__What the task asks__
Below is the data. Give it again, complete and exact.

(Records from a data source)
----
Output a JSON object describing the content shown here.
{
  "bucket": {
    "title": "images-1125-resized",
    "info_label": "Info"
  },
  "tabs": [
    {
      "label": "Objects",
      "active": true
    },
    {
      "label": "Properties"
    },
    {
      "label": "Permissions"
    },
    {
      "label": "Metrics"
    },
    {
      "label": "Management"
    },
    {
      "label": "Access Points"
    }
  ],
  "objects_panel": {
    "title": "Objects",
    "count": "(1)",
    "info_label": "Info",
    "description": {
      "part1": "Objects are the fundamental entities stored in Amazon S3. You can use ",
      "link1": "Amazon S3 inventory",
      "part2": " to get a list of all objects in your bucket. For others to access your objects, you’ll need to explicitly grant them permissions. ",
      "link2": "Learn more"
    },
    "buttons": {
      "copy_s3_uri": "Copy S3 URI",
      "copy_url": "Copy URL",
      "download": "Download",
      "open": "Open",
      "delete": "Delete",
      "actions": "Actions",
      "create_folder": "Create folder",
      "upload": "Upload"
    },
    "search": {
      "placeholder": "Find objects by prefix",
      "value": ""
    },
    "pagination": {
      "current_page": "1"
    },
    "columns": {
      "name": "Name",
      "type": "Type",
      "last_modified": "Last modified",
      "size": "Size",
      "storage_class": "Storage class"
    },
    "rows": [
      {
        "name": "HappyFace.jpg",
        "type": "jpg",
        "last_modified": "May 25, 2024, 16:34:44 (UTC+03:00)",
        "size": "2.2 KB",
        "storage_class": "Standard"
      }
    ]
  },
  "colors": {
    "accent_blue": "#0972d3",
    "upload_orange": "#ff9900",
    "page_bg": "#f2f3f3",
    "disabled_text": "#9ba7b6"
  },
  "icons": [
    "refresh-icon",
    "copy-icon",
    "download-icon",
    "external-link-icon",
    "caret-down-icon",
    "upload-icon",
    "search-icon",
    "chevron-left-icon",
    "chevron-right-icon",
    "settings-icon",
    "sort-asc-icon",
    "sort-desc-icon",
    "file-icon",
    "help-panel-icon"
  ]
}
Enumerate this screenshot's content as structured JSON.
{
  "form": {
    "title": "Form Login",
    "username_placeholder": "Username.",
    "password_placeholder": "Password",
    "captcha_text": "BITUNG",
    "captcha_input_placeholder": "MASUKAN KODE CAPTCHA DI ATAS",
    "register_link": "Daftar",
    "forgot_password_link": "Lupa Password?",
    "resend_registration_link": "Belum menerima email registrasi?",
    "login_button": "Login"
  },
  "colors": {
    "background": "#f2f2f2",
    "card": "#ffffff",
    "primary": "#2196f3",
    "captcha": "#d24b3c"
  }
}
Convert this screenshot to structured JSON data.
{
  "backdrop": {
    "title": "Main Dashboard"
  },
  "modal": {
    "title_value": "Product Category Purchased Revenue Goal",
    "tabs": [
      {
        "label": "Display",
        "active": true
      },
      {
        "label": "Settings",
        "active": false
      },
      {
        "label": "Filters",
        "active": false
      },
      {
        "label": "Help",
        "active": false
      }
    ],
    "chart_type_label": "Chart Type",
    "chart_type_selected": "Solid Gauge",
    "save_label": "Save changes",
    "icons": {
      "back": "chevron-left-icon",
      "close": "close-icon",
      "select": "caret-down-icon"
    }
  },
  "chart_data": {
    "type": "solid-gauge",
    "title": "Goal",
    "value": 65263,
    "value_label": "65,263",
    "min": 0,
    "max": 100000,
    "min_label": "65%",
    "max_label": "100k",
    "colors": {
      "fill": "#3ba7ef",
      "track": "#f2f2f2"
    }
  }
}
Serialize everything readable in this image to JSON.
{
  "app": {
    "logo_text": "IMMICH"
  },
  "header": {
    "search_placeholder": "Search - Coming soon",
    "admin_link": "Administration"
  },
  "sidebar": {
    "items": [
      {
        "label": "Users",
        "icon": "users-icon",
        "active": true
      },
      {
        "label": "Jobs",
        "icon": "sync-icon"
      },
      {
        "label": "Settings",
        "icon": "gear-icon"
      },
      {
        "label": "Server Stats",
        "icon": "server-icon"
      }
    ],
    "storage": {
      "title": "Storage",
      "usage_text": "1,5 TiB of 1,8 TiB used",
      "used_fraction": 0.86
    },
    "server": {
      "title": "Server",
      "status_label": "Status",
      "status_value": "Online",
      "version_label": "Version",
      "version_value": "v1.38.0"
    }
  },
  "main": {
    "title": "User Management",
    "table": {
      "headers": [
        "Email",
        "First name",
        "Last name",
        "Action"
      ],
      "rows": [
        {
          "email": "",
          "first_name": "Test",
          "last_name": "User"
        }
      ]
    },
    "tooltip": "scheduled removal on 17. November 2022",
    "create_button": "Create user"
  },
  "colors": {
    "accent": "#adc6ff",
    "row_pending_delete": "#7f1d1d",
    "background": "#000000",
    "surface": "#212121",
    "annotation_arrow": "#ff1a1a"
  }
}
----
__Finished task__
Output a JSON object describing the content shown here.
{
  "bucket": {
    "title": "images-1125-resized",
    "info_label": "Info"
  },
  "tabs": [
    {
      "label": "Objects",
      "active": true
    },
    {
      "label": "Properties"
    },
    {
      "label": "Permissions"
    },
    {
      "label": "Metrics"
    },
    {
      "label": "Management"
    },
    {
      "label": "Access Points"
    }
  ],
  "objects_panel": {
    "title": "Objects",
    "count": "(1)",
    "info_label": "Info",
    "description": {
      "part1": "Objects are the fundamental entities stored in Amazon S3. You can use ",
      "link1": "Amazon S3 inventory",
      "part2": " to get a list of all objects in your bucket. For others to access your objects, you’ll need to explicitly grant them permissions. ",
      "link2": "Learn more"
    },
    "buttons": {
      "copy_s3_uri": "Copy S3 URI",
      "copy_url": "Copy URL",
      "download": "Download",
      "open": "Open",
      "delete": "Delete",
      "actions": "Actions",
      "create_folder": "Create folder",
      "upload": "Upload"
    },
    "search": {
      "placeholder": "Find objects by prefix",
      "value": ""
    },
    "pagination": {
      "current_page": "1"
    },
    "columns": {
      "name": "Name",
      "type": "Type",
      "last_modified": "Last modified",
      "size": "Size",
      "storage_class": "Storage class"
    },
    "rows": [
      {
        "name": "HappyFace.jpg",
        "type": "jpg",
        "last_modified": "May 25, 2024, 16:34:44 (UTC+03:00)",
        "size": "2.2 KB",
        "storage_class": "Standard"
      }
    ]
  },
  "colors": {
    "accent_blue": "#0972d3",
    "upload_orange": "#ff9900",
    "page_bg": "#f2f3f3",
    "disabled_text": "#9ba7b6"
  },
  "icons": [
    "refresh-icon",
    "copy-icon",
    "download-icon",
    "external-link-icon",
    "caret-down-icon",
    "upload-icon",
    "search-icon",
    "chevron-left-icon",
    "chevron-right-icon",
    "settings-icon",
    "sort-asc-icon",
    "sort-desc-icon",
    "file-icon",
    "help-panel-icon"
  ]
}
Enumerate this screenshot's content as structured JSON.
{
  "form": {
    "title": "Form Login",
    "username_placeholder": "Username.",
    "password_placeholder": "Password",
    "captcha_text": "BITUNG",
    "captcha_input_placeholder": "MASUKAN KODE CAPTCHA DI ATAS",
    "register_link": "Daftar",
    "forgot_password_link": "Lupa Password?",
    "resend_registration_link": "Belum menerima email registrasi?",
    "login_button": "Login"
  },
  "colors": {
    "background": "#f2f2f2",
    "card": "#ffffff",
    "primary": "#2196f3",
    "captcha": "#d24b3c"
  }
}
Convert this screenshot to structured JSON data.
{
  "backdrop": {
    "title": "Main Dashboard"
  },
  "modal": {
    "title_value": "Product Category Purchased Revenue Goal",
    "tabs": [
      {
        "label": "Display",
        "active": true
      },
      {
        "label": "Settings",
        "active": false
      },
      {
        "label": "Filters",
        "active": false
      },
      {
        "label": "Help",
        "active": false
      }
    ],
    "chart_type_label": "Chart Type",
    "chart_type_selected": "Solid Gauge",
    "save_label": "Save changes",
    "icons": {
      "back": "chevron-left-icon",
      "close": "close-icon",
      "select": "caret-down-icon"
    }
  },
  "chart_data": {
    "type": "solid-gauge",
    "title": "Goal",
    "value": 65263,
    "value_label": "65,263",
    "min": 0,
    "max": 100000,
    "min_label": "65%",
    "max_label": "100k",
    "colors": {
      "fill": "#3ba7ef",
      "track": "#f2f2f2"
    }
  }
}
Serialize everything readable in this image to JSON.
{
  "app": {
    "logo_text": "IMMICH"
  },
  "header": {
    "search_placeholder": "Search - Coming soon",
    "admin_link": "Administration"
  },
  "sidebar": {
    "items": [
      {
        "label": "Users",
        "icon": "users-icon",
        "active": true
      },
      {
        "label": "Jobs",
        "icon": "sync-icon"
      },
      {
        "label": "Settings",
        "icon": "gear-icon"
      },
      {
        "label": "Server Stats",
        "icon": "server-icon"
      }
    ],
    "storage": {
      "title": "Storage",
      "usage_text": "1,5 TiB of 1,8 TiB used",
      "used_fraction": 0.86
    },
    "server": {
      "title": "Server",
      "status_label": "Status",
      "status_value": "Online",
      "version_label": "Version",
      "version_value": "v1.38.0"
    }
  },
  "main": {
    "title": "User Management",
    "table": {
      "headers": [
        "Email",
        "First name",
        "Last name",
        "Action"
      ],
      "rows": [
        {
          "email": "",
          "first_name": "Test",
          "last_name": "User"
        }
      ]
    },
    "tooltip": "scheduled removal on 17. November 2022",
    "create_button": "Create user"
  },
  "colors": {
    "accent": "#adc6ff",
    "row_pending_delete": "#7f1d1d",
    "background": "#000000",
    "surface": "#212121",
    "annotation_arrow": "#ff1a1a"
  }
}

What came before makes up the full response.